These principles are set out in the #Charter4Justice set out below:
1 Equal Access to Justice
Publicly funded representation is essential for defence and prosecution - the CPS needs to be properly funded to present cases; Legal Aid needs to be properly funded to ensure equality of arms in an adversarial justice system, and to allow everyone access to legal advice and representation irrespective of means.
Failures in the disclosure process waste huge resources throughout the system and result in wrongful convictions, avoidable appeals and abandoned trials, damaging both the accused and victims of crime and undermining public confidence. There is an urgent need to increase fairness, effectiveness and accountability within the disclosure process.
3 Open Justice
We need to stand against court closures and the introduction of online pleas which removes direct engagement defendants have with courts and their legal representative. We also need to oppose the recent changes to PACE which permit interviews with suspects to be conducted wherever the police choose without the right to legal advice.
4 A humane and effective prison and probation service
Urgent action is required to improve the quality of prison buildings and the recruitment and retention of prison officers. Prisons should rehabilitate as well as punish and there needs to be access to properly funded rehabilitation and education courses within the prison system. The part privatisation of the probation service is a costly failure which should be reversed.
5 A Fair Justice system
Urgent action is needed to achieve equality of justice and eradicate the discrimination identified in the Lammy Report. Unless all have faith in the processes as well as the outcomes of our justice system, trust in the system will ebb away.
The meeting was chaired by LCCSA member Greg Foxsmith who introduced the charter and explainined that once approved and signed it would be presented to the Lord Chancellor.
This five point charter was described as the 21st Century’s answer to Magna Carta by Angela Rafferty QC, Chair of the Criminal Bar Association and the first speaker to address the room.
Highlighting why solicitors & barristers must fight to save the broken criminal justice system, she quoted the late Henry Brooke: ‘It’s not about money for lawyers, but the liberties of England that are at state’.
Jerry Hayes reminded us that the British Justice System so frequently described as the envy of the world may be true for high profile divorces and footballers seeking super-injunctions, but is certainly not the case for those involved in the legal aid side of the Criminal Justice System, and he also highlighted the need to reform the disclosure regime in criminal cases. He urged us to fight to save the system we are all so dedicated to and not let it be eroded further.
Next, Penelope Gibbs from Transform Justice urged us to push back against court closures and the worrying move towards more and more hearings over video-link, recounting a tale of a 17 year old recently sentenced to 10 years imprisonment over a video-link from the YOI he was in.

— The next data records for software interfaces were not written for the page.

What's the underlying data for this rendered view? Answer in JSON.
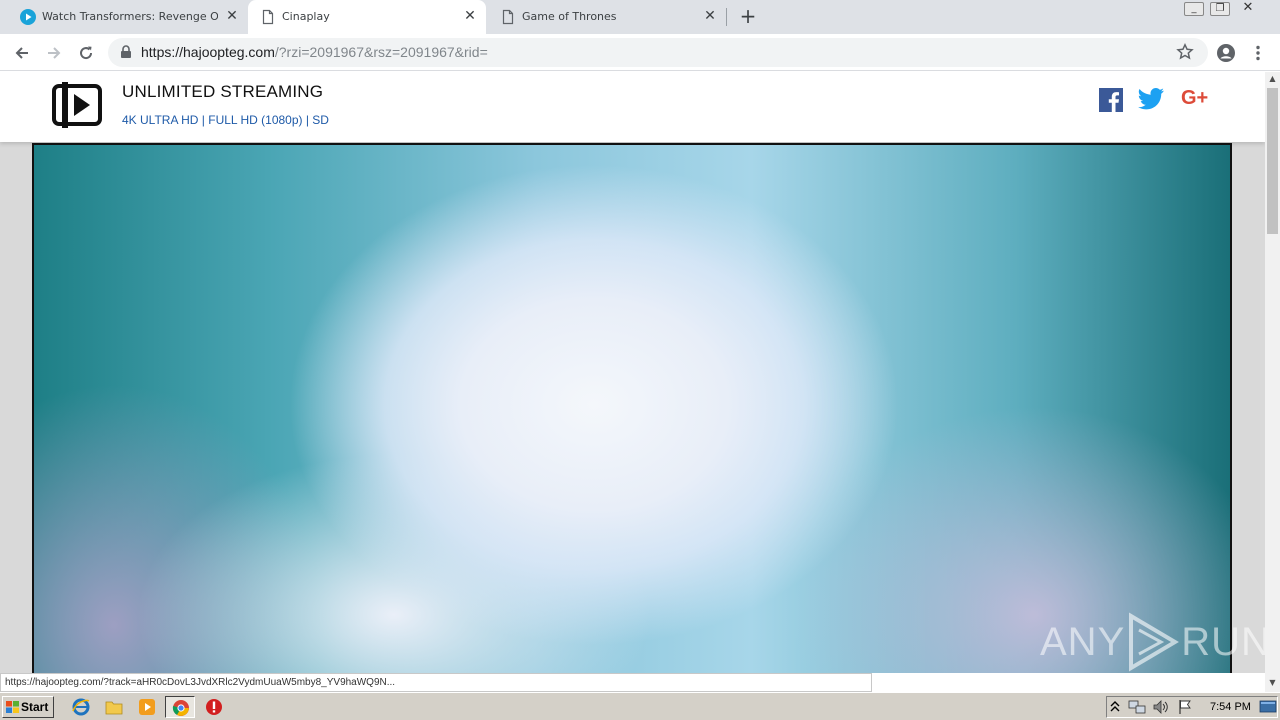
{
  "browser": {
    "tabs": [
      {
        "title": "Watch Transformers: Revenge Of Th",
        "icon": "play-circle-icon",
        "active": false
      },
      {
        "title": "Cinaplay",
        "icon": "document-icon",
        "active": true
      },
      {
        "title": "Game of Thrones",
        "icon": "document-icon",
        "active": false
      }
    ],
    "url_host": "https://hajoopteg.com",
    "url_rest": "/?rzi=2091967&rsz=2091967&rid=",
    "status_url": "https://hajoopteg.com/?track=aHR0cDovL3JvdXRlc2VydmUuaW5mby8_YV9haWQ9N..."
  },
  "site": {
    "brand": "UNLIMITED STREAMING",
    "quality_links": "4K ULTRA HD | FULL HD (1080p) | SD",
    "social": [
      "facebook-icon",
      "twitter-icon",
      "google-plus-icon"
    ],
    "google_plus_label": "G+"
  },
  "watermark": {
    "left": "ANY",
    "right": "RUN"
  },
  "taskbar": {
    "start_label": "Start",
    "clock": "7:54 PM"
  },
  "colors": {
    "accent_link": "#1e5aa8",
    "facebook": "#3b5998",
    "twitter": "#1da1f2",
    "google_plus": "#dd4b39"
  }
}
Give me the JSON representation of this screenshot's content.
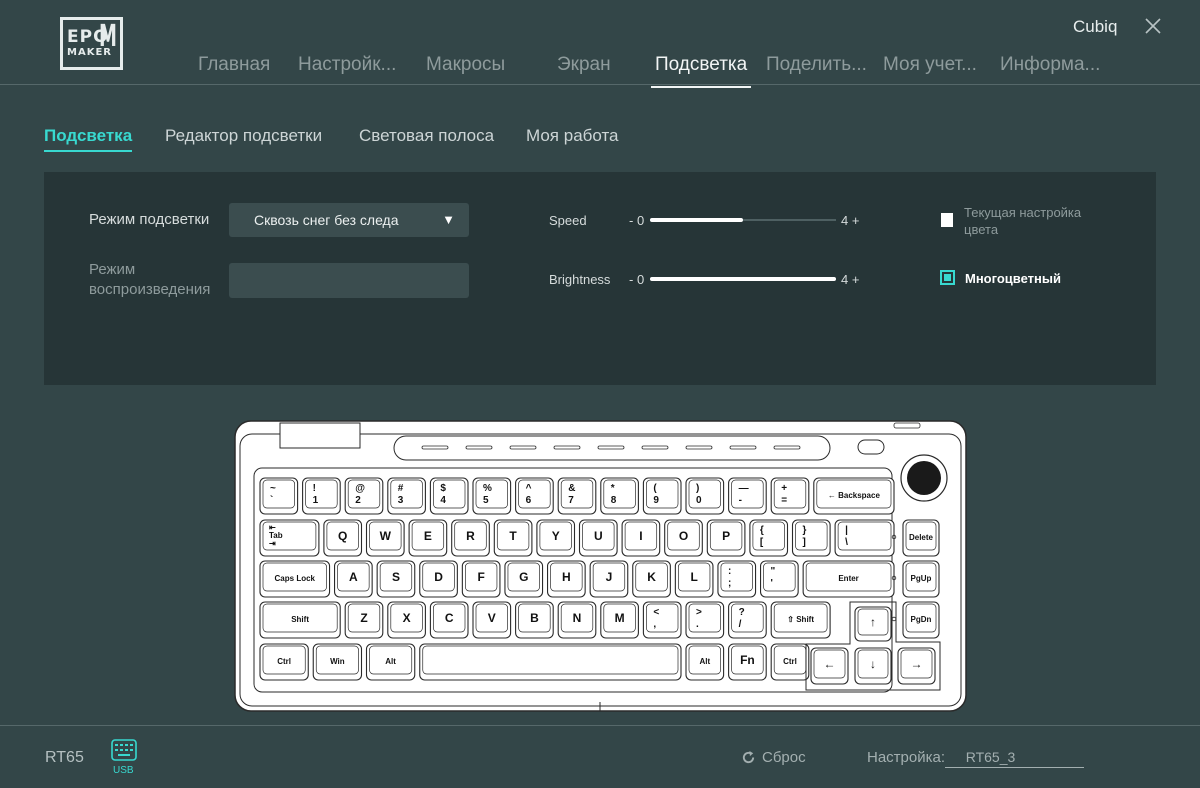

Laura Janes from the Howard League for Penal Reform spoke compellingly about the state of our Dickensian prisons where staff numbers have been reduced by 40% despite us locking up more people than any country in Western Europe; where we see a prison suicide every five days, and quoted the depressing statistic that at least 30% of those who survive their incarceration go on to reoffend.
Raj Chada of Hodge Jones Allen then spoke to the David Lammy Report which revealed that 45% of those in youth custody are from ethnic minorities – a higher figure than what is seen in the USA and despite ethnic minorities only making up 18% of the population as a whole. Inequalities such as these are devastating to the Criminal Justice System and lead to a climate of mistrust in the system as a whole.
LCCSA President Greg Powell rounded off the meeting by pointing out that the erosion of fees reflects the erosion of justice and that it has been a deliberate conspiracy between the Ministry of Justice and the Government to pauperise justice.
The message from #Charter4Justice event was clear - It is only through unity that we can reverse the degradation of our Criminal Justice System. We need to band together with our colleagues from every aspect of the system: Police, Probation, Prisons, Judges, Magistrates, Court staff as well as Solicitors and Barristers- we all know that the system is broken, we all have been moaning about it for far too long. Now is the time to take action and it is by standing together that we can put an end to the years of chronic underfunding which has resulted in a system that was described as not being at breaking point but now, completely broken.
Everyone needs to get behind the #Charter4Justice so tell your colleagues, lobby your MPs, and ask your firms to sign the charter.
Also join together at the Vigil for Justice being held outside the Ministry of Justice at 7pm on 18 April 2018
Laura Porteous, Tuesday 27 March 2018